(Entries from a dataset of interfaces)
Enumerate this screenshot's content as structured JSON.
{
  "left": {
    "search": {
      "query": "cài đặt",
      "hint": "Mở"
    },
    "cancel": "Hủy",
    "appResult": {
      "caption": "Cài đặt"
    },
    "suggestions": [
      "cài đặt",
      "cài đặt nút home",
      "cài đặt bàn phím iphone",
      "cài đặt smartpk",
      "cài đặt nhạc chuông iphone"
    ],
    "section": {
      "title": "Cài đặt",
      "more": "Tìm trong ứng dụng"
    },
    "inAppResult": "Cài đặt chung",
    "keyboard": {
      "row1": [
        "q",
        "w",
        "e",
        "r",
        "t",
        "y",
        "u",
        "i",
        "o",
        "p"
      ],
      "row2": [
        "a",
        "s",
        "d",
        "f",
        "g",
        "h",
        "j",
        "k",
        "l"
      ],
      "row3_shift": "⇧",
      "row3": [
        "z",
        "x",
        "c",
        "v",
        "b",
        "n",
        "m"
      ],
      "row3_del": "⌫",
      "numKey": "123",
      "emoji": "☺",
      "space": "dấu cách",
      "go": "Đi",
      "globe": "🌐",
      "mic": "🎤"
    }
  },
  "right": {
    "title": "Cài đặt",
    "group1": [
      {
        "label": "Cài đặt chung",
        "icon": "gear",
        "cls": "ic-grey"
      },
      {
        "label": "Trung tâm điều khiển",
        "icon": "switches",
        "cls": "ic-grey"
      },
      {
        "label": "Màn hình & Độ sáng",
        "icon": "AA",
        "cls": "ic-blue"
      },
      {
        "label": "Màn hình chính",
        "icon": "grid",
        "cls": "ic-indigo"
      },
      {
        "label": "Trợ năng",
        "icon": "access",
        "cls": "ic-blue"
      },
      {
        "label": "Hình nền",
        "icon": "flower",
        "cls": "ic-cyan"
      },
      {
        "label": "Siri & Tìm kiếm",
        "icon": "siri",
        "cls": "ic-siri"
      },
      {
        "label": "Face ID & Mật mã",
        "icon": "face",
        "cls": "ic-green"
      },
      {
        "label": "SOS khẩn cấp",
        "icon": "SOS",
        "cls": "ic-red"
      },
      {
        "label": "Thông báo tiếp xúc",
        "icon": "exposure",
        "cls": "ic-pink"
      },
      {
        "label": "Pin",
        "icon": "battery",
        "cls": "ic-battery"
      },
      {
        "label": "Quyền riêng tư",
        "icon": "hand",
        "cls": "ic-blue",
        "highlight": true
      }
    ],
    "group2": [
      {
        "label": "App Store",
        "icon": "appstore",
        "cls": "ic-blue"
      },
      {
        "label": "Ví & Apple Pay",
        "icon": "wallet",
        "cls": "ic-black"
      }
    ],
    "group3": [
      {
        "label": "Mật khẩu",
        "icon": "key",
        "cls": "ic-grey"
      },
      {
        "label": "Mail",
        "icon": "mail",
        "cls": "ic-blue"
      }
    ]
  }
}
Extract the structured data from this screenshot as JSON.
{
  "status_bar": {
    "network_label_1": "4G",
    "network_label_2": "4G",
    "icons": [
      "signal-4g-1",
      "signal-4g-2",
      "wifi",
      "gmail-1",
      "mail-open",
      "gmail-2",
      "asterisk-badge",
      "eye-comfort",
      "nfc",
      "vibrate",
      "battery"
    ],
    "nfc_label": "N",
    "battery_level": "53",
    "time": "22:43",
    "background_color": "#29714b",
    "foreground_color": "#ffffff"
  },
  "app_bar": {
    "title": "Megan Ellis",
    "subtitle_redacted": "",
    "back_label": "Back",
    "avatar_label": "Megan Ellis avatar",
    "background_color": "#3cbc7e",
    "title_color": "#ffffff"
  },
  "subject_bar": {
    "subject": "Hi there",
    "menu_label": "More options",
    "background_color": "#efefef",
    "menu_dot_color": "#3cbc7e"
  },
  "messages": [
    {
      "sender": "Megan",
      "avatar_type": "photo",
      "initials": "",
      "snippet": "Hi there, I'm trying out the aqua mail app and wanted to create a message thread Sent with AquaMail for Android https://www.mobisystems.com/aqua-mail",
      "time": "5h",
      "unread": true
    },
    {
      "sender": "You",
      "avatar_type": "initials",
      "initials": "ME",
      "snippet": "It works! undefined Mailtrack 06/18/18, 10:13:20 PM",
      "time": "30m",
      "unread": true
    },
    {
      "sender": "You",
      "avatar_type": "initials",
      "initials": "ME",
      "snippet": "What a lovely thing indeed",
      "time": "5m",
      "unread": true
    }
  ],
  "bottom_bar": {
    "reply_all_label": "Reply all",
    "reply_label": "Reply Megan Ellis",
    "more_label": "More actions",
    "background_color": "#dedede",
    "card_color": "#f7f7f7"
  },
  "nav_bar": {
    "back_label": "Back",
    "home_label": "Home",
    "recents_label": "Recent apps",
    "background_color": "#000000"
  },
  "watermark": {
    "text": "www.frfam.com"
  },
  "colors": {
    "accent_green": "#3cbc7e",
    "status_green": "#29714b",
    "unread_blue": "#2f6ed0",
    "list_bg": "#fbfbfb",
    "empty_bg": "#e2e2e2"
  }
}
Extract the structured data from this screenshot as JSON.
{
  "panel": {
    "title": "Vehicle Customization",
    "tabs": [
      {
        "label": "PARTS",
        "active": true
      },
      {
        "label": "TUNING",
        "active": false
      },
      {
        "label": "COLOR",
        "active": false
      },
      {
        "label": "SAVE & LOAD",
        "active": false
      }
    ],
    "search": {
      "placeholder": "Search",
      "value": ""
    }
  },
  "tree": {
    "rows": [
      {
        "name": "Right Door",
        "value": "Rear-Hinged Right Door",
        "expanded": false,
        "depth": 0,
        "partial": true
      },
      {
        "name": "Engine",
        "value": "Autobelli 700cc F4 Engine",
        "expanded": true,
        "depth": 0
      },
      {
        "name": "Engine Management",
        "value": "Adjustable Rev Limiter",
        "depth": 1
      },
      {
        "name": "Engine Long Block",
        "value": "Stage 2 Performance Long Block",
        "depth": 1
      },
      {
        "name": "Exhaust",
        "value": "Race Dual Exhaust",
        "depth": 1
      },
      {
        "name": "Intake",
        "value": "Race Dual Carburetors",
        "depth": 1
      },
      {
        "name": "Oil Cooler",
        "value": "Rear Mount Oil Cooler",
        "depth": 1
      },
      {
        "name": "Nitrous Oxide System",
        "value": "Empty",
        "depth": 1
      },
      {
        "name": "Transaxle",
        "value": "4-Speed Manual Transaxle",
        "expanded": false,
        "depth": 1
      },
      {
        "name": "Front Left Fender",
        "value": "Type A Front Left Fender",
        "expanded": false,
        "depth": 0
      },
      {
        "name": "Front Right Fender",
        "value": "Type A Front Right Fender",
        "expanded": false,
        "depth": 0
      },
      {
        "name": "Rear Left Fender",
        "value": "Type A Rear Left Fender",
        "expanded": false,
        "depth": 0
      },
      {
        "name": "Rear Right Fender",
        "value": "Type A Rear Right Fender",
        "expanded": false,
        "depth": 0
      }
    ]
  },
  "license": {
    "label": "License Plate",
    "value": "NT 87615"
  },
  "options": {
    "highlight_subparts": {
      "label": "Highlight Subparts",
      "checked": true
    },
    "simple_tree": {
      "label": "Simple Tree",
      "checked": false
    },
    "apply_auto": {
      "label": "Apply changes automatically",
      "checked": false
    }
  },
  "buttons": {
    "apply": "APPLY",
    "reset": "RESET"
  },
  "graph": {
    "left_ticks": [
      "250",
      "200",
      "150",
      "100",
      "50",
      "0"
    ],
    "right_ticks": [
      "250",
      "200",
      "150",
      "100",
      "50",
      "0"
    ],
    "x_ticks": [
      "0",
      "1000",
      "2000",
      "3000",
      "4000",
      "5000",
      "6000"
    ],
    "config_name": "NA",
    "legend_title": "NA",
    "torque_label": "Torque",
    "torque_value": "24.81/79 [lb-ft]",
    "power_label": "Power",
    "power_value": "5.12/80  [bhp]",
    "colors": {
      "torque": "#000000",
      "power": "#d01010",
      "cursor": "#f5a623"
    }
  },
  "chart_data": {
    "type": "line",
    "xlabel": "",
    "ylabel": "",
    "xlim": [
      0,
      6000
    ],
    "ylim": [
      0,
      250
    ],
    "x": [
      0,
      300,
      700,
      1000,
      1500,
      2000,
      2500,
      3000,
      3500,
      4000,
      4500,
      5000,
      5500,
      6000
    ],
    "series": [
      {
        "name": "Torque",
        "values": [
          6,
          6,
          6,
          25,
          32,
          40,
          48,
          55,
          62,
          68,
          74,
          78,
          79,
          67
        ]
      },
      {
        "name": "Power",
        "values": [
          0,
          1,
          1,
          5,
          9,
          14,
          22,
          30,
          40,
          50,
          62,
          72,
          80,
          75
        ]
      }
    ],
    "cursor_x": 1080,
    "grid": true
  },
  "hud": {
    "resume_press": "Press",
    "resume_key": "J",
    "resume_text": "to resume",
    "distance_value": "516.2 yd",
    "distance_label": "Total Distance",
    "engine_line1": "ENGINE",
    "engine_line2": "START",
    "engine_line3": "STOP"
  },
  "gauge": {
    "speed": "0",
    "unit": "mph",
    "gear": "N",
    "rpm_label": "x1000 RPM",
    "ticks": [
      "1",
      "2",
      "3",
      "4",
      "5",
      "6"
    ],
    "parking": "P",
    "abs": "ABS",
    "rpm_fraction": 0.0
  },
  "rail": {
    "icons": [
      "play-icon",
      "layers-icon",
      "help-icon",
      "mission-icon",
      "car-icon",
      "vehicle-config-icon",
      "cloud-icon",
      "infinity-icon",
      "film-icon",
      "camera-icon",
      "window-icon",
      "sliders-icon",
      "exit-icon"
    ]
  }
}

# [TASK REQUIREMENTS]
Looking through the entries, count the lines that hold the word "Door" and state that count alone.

# [PROBLEM SOLUTION]
2